● **What needs to be done**: Copy every record exactly as it appears in the data below.

---------- Recorded information ----------

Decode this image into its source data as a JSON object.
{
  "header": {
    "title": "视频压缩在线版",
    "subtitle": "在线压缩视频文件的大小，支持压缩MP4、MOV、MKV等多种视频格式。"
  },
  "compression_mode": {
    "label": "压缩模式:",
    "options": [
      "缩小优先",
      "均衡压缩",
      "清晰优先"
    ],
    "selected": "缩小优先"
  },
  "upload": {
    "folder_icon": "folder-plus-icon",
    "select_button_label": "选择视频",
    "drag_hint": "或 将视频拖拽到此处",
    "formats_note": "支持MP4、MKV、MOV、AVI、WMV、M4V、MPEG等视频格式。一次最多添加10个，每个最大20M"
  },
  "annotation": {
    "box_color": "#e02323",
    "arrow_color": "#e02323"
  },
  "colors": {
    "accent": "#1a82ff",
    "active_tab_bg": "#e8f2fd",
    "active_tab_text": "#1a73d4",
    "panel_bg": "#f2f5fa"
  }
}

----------

● **Task result**:
Decode this image into its source data as a JSON object.
{
  "header": {
    "title": "视频压缩在线版",
    "subtitle": "在线压缩视频文件的大小，支持压缩MP4、MOV、MKV等多种视频格式。"
  },
  "compression_mode": {
    "label": "压缩模式:",
    "options": [
      "缩小优先",
      "均衡压缩",
      "清晰优先"
    ],
    "selected": "缩小优先"
  },
  "upload": {
    "folder_icon": "folder-plus-icon",
    "select_button_label": "选择视频",
    "drag_hint": "或 将视频拖拽到此处",
    "formats_note": "支持MP4、MKV、MOV、AVI、WMV、M4V、MPEG等视频格式。一次最多添加10个，每个最大20M"
  },
  "annotation": {
    "box_color": "#e02323",
    "arrow_color": "#e02323"
  },
  "colors": {
    "accent": "#1a82ff",
    "active_tab_bg": "#e8f2fd",
    "active_tab_text": "#1a73d4",
    "panel_bg": "#f2f5fa"
  }
}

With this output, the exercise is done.